Data provided:
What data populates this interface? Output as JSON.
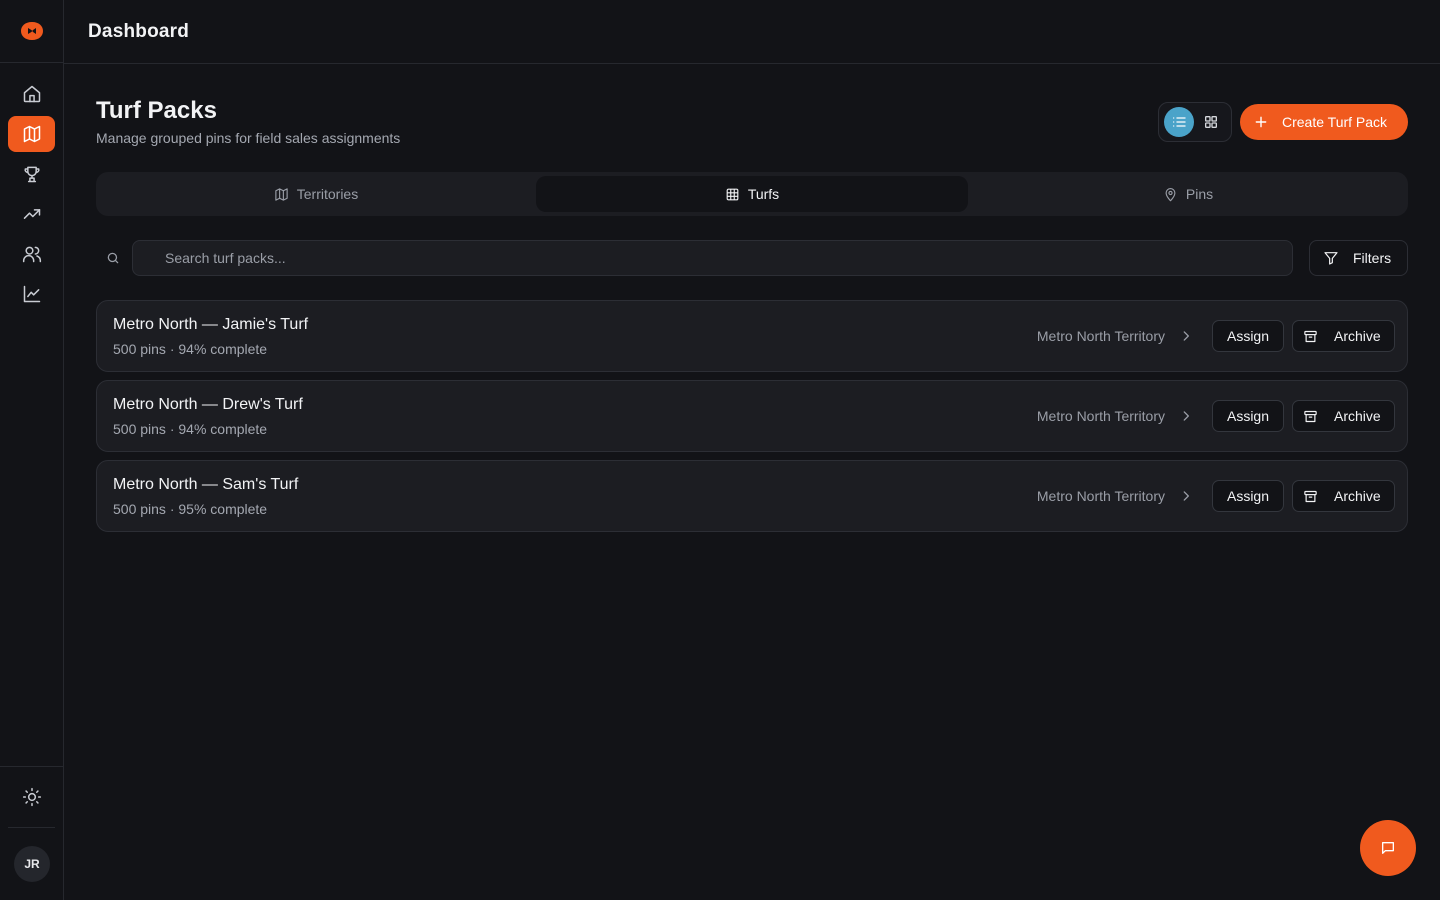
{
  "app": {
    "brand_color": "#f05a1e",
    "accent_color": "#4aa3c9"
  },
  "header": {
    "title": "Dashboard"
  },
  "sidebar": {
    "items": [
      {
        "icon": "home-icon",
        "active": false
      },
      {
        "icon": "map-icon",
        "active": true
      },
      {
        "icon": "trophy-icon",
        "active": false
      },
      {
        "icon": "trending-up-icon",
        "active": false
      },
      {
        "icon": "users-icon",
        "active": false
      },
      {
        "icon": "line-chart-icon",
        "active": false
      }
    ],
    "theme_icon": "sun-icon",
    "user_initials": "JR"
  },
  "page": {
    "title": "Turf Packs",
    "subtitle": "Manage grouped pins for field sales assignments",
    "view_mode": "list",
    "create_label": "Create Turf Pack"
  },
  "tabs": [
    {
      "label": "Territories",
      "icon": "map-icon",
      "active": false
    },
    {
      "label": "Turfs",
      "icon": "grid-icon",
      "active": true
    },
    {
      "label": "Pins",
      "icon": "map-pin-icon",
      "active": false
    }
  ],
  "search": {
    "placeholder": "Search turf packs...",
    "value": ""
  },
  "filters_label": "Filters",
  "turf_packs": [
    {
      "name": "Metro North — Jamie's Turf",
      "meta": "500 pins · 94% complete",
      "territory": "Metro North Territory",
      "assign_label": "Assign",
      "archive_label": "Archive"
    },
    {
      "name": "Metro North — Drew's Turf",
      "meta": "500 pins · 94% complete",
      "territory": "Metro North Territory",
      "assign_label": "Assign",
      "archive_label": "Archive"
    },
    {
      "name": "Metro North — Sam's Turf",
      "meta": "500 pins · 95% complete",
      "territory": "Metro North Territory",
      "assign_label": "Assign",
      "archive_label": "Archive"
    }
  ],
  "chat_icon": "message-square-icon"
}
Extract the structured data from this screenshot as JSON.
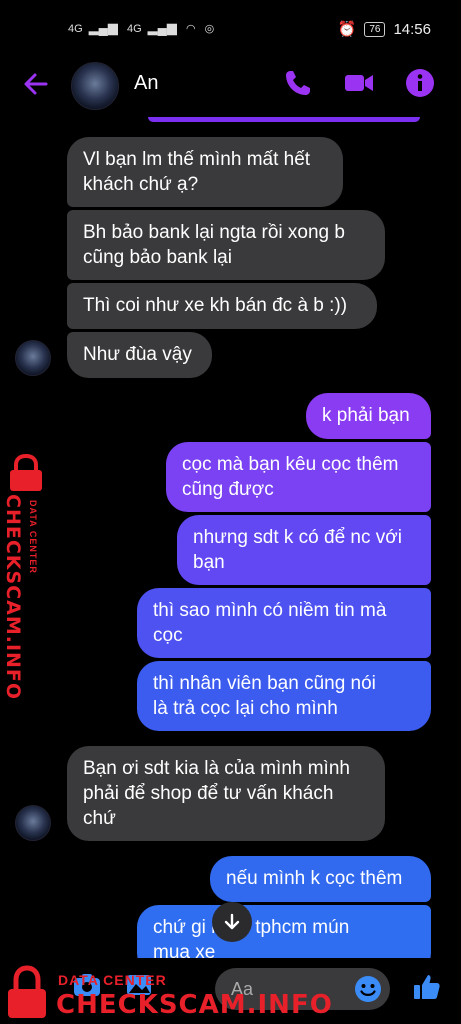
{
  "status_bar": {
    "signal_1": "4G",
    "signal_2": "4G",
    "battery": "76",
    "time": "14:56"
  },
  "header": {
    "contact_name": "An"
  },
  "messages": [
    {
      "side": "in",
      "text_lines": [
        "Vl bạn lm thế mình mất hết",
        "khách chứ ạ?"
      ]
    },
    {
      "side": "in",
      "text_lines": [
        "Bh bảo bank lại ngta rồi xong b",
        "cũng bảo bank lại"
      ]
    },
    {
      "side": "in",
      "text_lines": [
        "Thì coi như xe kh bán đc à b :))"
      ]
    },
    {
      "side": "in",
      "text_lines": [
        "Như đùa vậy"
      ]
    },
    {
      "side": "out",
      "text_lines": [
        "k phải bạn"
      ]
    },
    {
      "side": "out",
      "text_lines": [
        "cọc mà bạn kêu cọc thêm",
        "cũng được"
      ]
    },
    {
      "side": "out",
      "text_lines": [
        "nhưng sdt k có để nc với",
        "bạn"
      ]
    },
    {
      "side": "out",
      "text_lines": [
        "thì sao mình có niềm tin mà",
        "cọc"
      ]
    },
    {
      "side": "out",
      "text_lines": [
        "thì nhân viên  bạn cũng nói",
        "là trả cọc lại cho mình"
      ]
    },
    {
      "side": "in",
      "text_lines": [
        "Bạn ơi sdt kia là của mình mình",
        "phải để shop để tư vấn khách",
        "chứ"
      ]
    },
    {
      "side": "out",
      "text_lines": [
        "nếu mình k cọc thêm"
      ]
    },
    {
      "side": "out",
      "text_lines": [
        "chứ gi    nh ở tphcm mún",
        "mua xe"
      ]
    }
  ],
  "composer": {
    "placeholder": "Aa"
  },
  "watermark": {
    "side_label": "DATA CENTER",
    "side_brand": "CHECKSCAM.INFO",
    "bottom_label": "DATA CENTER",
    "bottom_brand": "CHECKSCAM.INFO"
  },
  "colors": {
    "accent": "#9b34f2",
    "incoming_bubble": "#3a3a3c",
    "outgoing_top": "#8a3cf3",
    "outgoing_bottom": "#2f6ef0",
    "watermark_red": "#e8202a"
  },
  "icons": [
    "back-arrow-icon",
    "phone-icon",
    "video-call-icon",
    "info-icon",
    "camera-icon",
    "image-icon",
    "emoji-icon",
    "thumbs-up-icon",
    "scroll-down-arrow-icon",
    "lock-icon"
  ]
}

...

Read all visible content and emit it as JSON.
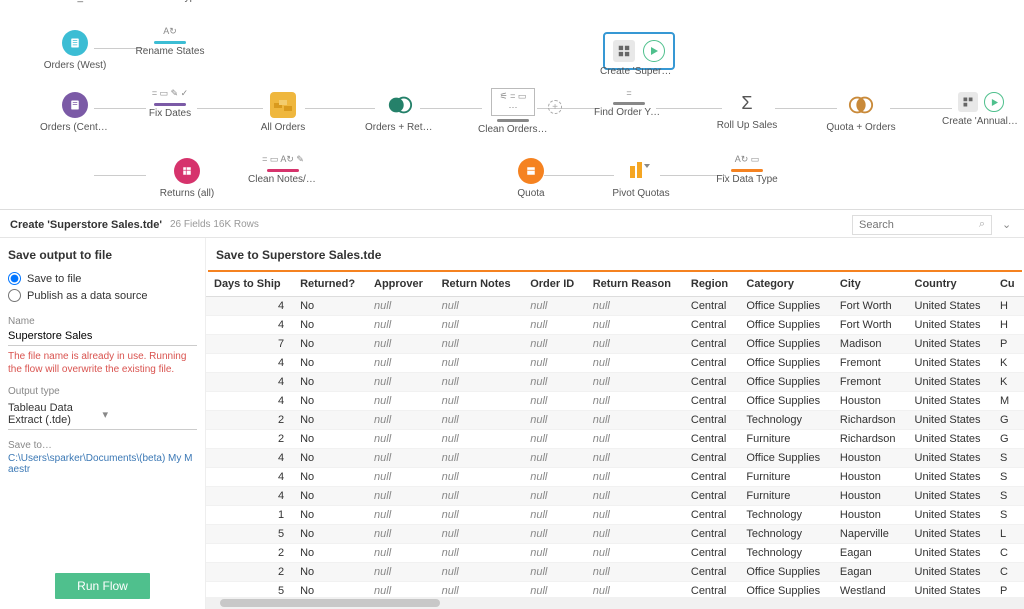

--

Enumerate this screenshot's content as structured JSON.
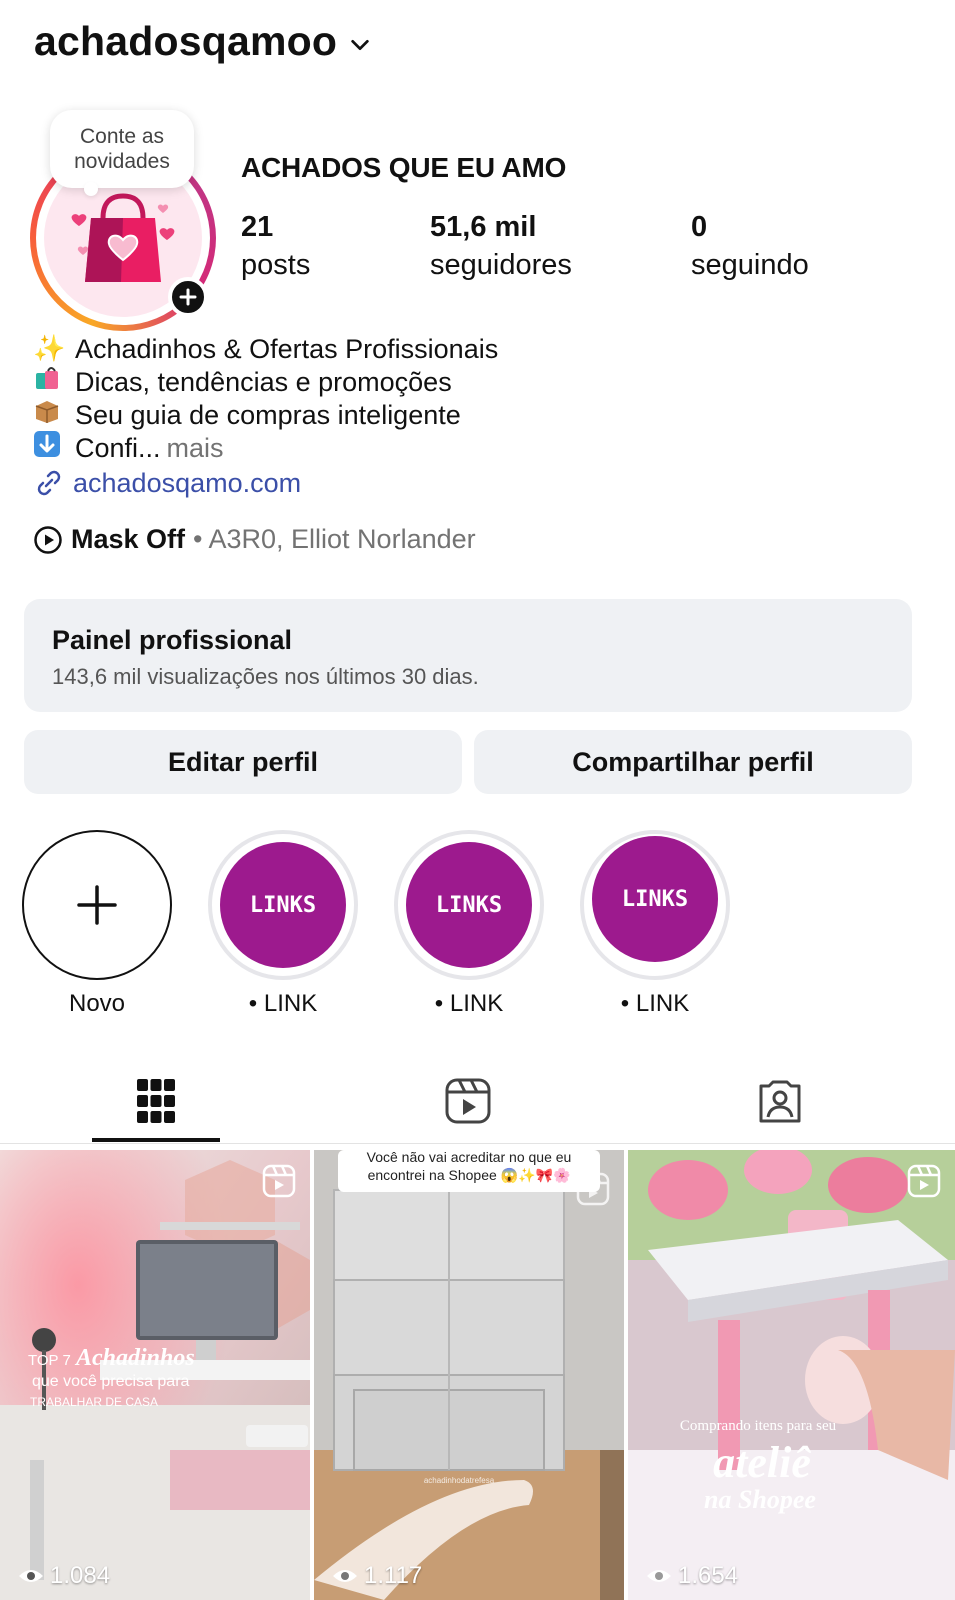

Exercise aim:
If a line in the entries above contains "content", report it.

Written answer:
Read all visible content and emit it as JSON.
Enumerate this screenshot's content as structured JSON.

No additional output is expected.